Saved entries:
——

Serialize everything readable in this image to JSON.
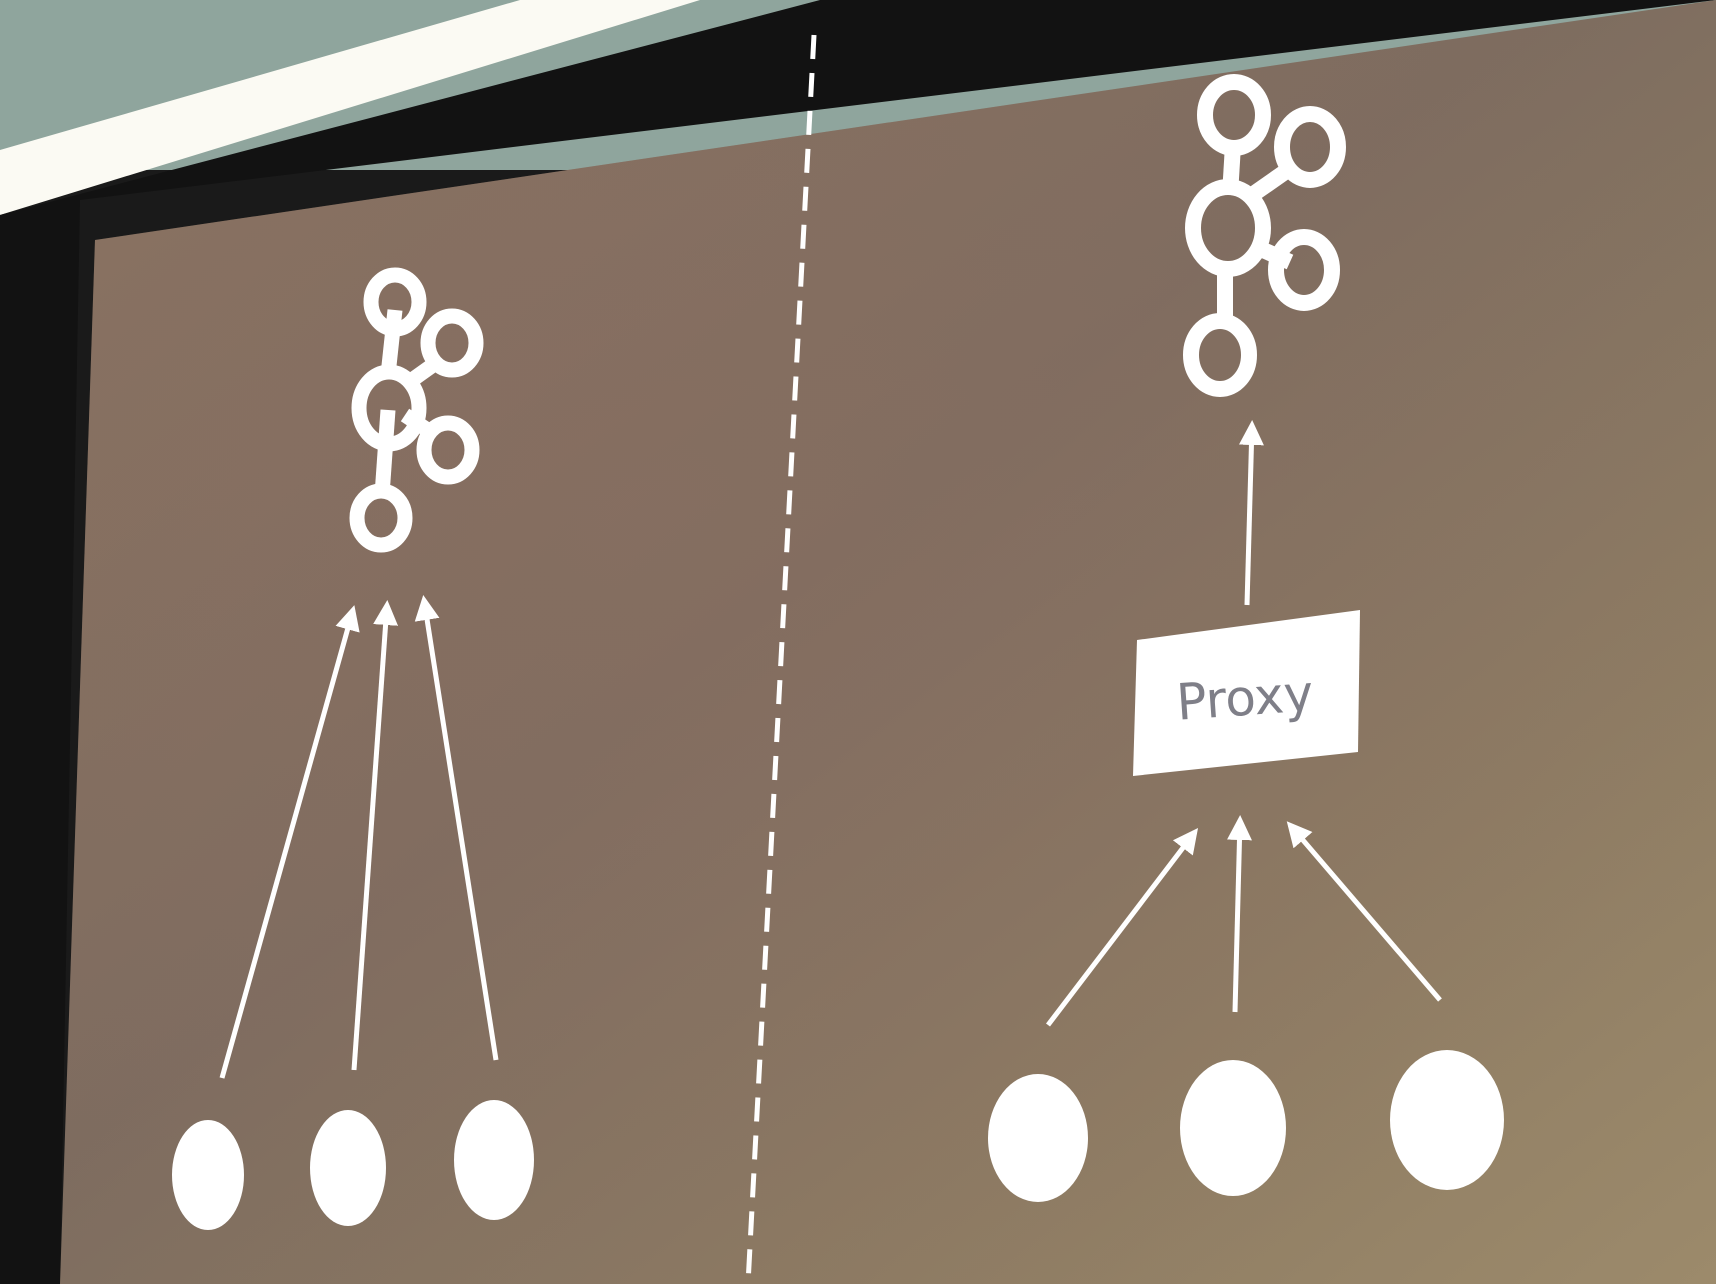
{
  "colors": {
    "screen_left": "#8a7461",
    "screen_mid": "#7d6c5f",
    "screen_right": "#8e7c63",
    "screen_bottom": "#9c8a6b",
    "ceiling": "#8fa59d",
    "light_strip": "#fbfaf3",
    "frame": "#121212",
    "ink": "#ffffff",
    "proxy_text": "#7f7f88"
  },
  "left_diagram": {
    "hub_icon": "kafka-logo-icon",
    "client_count": 3
  },
  "right_diagram": {
    "hub_icon": "kafka-logo-icon",
    "proxy_label": "Proxy",
    "client_count": 3
  },
  "divider": {
    "style": "dashed"
  }
}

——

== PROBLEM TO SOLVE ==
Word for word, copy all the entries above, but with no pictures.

== THE ANSWER ==
Serialize everything readable in this image to JSON.
{
  "colors": {
    "screen_left": "#8a7461",
    "screen_mid": "#7d6c5f",
    "screen_right": "#8e7c63",
    "screen_bottom": "#9c8a6b",
    "ceiling": "#8fa59d",
    "light_strip": "#fbfaf3",
    "frame": "#121212",
    "ink": "#ffffff",
    "proxy_text": "#7f7f88"
  },
  "left_diagram": {
    "hub_icon": "kafka-logo-icon",
    "client_count": 3
  },
  "right_diagram": {
    "hub_icon": "kafka-logo-icon",
    "proxy_label": "Proxy",
    "client_count": 3
  },
  "divider": {
    "style": "dashed"
  }
}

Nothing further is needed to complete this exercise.